Work to complete
From the material beneath, pull every line with the word "INSTALL".

Dataset records
'''

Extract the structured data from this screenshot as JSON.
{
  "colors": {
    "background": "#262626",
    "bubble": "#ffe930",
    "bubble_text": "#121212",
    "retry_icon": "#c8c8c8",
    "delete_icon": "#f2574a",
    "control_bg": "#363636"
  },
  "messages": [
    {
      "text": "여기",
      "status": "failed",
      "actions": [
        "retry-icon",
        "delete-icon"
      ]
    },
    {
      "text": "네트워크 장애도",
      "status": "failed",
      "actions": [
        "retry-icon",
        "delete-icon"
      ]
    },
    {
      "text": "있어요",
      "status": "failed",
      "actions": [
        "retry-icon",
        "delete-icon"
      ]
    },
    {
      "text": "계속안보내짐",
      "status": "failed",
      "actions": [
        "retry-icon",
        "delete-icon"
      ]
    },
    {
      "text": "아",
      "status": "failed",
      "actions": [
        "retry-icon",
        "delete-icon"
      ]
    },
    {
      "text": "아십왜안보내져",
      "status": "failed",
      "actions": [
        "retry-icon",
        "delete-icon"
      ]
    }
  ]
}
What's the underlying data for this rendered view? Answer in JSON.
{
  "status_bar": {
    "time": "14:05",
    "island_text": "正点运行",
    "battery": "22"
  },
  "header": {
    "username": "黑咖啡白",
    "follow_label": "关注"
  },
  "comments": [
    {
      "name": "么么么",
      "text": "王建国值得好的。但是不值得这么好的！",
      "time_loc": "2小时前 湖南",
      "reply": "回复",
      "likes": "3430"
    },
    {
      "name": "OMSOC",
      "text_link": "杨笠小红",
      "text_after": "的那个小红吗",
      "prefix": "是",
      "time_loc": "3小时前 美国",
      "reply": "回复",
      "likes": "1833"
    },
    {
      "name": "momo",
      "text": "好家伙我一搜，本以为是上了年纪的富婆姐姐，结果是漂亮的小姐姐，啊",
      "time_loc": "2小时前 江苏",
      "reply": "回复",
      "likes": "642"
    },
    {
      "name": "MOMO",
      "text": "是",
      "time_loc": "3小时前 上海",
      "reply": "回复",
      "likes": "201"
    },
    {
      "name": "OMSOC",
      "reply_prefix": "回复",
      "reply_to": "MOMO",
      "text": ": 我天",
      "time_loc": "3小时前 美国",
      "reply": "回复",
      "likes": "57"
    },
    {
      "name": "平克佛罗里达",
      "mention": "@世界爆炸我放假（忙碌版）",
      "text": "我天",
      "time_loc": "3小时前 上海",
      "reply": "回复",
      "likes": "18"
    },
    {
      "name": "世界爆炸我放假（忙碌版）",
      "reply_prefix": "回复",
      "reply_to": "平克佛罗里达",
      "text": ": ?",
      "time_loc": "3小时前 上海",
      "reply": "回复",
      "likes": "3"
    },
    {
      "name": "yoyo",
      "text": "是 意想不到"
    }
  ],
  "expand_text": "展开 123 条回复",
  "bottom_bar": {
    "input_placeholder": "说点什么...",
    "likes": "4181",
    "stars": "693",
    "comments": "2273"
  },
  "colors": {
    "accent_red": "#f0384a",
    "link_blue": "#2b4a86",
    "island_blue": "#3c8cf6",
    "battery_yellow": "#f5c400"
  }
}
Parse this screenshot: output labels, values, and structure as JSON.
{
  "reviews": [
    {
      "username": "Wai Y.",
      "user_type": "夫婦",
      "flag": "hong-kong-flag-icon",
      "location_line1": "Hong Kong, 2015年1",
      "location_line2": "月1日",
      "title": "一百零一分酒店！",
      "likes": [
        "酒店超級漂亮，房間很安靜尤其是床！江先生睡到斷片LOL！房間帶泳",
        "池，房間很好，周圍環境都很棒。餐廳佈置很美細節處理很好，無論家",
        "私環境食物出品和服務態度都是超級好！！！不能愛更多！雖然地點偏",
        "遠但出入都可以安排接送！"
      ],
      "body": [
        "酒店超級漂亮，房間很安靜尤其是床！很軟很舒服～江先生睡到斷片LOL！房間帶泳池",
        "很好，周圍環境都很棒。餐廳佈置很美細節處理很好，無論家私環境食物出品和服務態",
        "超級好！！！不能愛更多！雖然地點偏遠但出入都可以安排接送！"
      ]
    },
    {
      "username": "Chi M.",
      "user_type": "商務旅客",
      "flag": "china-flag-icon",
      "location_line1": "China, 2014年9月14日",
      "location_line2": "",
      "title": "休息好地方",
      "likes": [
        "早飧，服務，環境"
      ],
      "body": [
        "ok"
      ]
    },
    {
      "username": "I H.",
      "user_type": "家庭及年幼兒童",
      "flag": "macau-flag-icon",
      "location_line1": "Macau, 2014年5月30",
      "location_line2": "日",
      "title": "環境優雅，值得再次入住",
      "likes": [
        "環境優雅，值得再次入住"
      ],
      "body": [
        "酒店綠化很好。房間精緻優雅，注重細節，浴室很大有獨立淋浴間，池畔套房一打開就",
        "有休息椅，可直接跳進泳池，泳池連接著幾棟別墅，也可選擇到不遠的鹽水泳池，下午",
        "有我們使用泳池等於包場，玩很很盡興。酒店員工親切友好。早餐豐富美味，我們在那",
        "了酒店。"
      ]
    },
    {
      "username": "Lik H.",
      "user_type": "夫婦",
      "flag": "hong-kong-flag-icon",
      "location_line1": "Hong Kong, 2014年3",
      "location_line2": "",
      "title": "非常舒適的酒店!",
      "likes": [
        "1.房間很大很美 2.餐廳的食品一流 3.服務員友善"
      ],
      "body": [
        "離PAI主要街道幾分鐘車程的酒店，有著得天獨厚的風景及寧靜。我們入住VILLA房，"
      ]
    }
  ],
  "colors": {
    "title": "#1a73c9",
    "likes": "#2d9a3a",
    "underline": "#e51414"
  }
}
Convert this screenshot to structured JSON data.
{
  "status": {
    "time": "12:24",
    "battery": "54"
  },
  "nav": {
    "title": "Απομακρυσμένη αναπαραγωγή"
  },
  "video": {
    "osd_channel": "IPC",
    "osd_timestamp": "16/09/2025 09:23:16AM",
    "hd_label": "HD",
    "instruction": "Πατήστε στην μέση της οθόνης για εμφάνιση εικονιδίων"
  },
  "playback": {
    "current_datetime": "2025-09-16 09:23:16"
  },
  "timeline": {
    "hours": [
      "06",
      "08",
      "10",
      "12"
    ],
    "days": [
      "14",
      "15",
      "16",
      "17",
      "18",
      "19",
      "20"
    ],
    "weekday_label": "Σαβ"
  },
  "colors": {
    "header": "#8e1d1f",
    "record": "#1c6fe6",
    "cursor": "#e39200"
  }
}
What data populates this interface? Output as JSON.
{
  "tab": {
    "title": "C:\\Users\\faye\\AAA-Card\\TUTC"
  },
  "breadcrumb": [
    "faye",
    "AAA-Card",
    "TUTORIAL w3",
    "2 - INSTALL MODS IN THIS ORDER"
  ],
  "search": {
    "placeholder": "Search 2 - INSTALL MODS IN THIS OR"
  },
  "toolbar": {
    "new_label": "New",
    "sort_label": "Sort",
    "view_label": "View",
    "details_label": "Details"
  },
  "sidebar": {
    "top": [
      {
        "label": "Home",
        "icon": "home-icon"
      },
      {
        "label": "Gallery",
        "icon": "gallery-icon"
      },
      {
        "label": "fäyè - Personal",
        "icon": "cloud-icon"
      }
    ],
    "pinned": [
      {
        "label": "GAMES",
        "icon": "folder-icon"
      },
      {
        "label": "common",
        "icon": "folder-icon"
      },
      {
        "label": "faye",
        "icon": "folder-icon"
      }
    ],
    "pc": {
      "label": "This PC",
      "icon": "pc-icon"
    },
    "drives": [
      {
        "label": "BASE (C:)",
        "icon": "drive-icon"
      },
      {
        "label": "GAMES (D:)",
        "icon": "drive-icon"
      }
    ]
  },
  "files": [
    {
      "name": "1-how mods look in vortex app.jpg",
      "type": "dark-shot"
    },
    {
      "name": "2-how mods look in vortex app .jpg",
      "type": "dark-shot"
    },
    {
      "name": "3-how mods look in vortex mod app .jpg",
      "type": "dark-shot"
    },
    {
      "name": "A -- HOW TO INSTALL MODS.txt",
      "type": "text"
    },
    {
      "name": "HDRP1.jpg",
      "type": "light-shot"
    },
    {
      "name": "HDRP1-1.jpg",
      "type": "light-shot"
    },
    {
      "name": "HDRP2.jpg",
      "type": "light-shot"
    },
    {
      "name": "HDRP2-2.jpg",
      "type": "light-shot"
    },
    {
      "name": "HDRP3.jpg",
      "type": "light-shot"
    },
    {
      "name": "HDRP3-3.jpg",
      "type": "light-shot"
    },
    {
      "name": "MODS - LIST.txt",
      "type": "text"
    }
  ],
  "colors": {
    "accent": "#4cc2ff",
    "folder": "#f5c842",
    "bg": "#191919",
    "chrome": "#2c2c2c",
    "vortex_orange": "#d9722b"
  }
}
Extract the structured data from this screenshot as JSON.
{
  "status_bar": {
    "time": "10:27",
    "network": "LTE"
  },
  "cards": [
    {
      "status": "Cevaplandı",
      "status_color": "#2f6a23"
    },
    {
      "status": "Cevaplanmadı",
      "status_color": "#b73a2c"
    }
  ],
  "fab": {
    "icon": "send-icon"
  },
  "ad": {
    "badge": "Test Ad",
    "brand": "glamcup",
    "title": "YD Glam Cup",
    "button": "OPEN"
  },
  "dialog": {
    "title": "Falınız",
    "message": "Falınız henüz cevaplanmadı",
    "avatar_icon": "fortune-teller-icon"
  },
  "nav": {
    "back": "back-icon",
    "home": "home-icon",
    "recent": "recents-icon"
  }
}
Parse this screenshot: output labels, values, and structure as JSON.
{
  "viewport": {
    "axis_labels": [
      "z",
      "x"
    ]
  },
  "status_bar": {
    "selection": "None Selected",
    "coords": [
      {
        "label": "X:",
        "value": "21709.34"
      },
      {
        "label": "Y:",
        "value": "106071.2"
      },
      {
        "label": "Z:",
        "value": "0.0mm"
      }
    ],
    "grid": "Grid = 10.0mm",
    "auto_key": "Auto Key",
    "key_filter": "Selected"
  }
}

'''

Written solution
    "2 - INSTALL MODS IN THIS ORDER"
    "placeholder": "Search 2 - INSTALL MODS IN THIS OR"
      "name": "A -- HOW TO INSTALL MODS.txt",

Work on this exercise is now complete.